The COVID-19 pandemic is producing even more evidence that proposed changes to Stark Law and Anti-Kickback Statute regulations can't come soon enough. But the rule changes, which are designed to encourage better care, could be delayed, also thanks to the coronavirus outbreak.
For years, the healthcare industry has warned regulators that providers are hesitant to engage in value-based arrangements or coordinate care, in part, because they're worried about running afoul of federal fraud and abuse rules. So federal officials in October proposed a wide range of changes to physician self-referral and safe harbor regulations to improve care coordination and encourage providers to take part in value-based arrangements, among other things.
Providers were broadly supportive of the new exceptions and safe harbors put forward by CMS and HHS' Office of Inspector General, but they adamantly opposed the addition of price transparency requirements.
Then the COVID-19 outbreak derailed HHS' plans for regulatory reform. HHS originally called their efforts to reform physician self-referral and safe harbor regulations a "sprint," but the pandemic has dramatically slowed the rulemaking process, said former OIG official Tony Maida, now a partner with McDermott, Will & Emery.
"COVID-19 has sucked up all of the oxygen," said former CMS official Don Romano, now a healthcare lawyer with Foley & Lardner.
CMS responded to the pandemic by waiving several Stark Law requirements, including broad waivers of fair market value requirements, to enable providers and other covered entities to better coordinate and deliver care during the public health emergency. OIG followed suit, saying it wouldn't go after providers for remunerations protected by 11 of CMS' 18 Stark Law waivers.
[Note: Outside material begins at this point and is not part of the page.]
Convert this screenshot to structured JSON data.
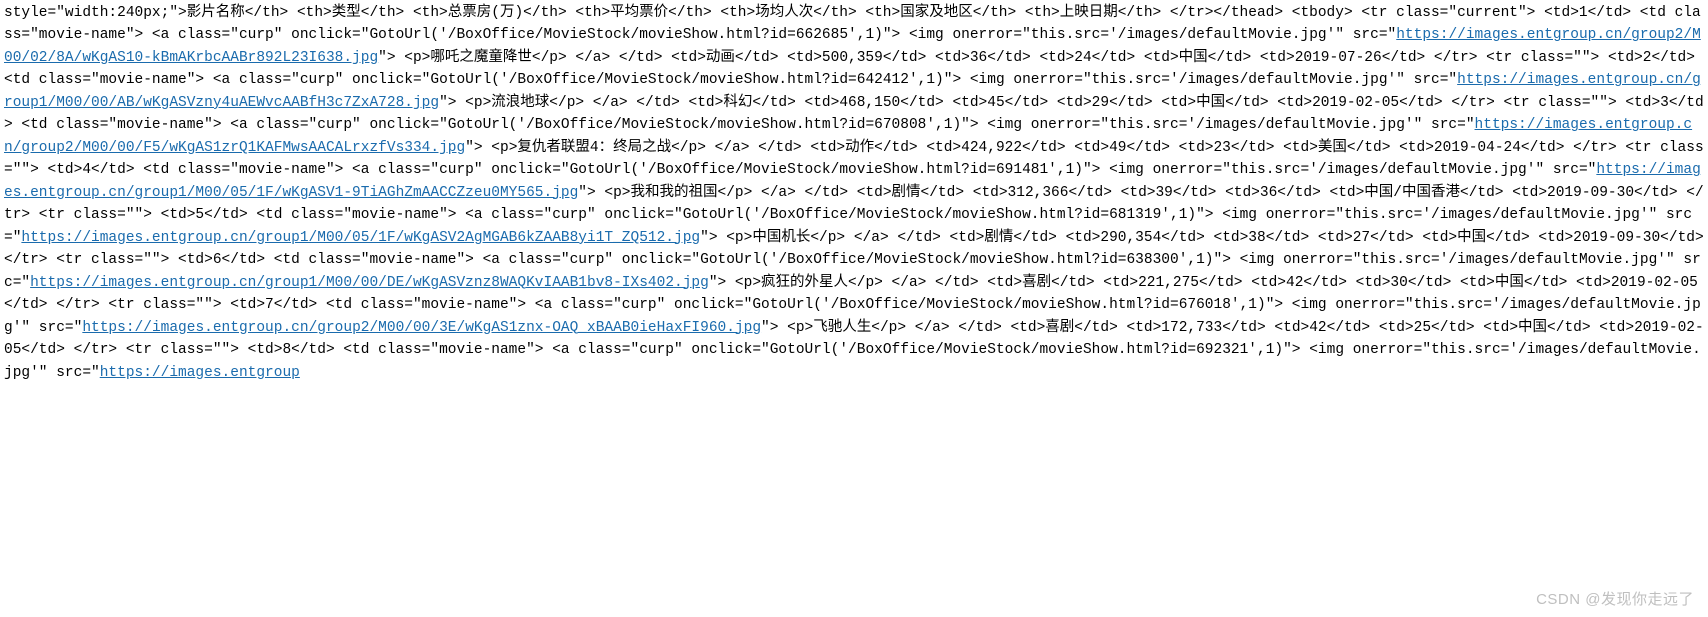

Throughout the pandemic, the waivers have allowed for "the sharing of resources without running afoul of fraud and abuse laws like the Stark Law and the Anti-Kickback Statute," said Mollie Gelburd, associate director of government affairs for the Medical Group Management Association.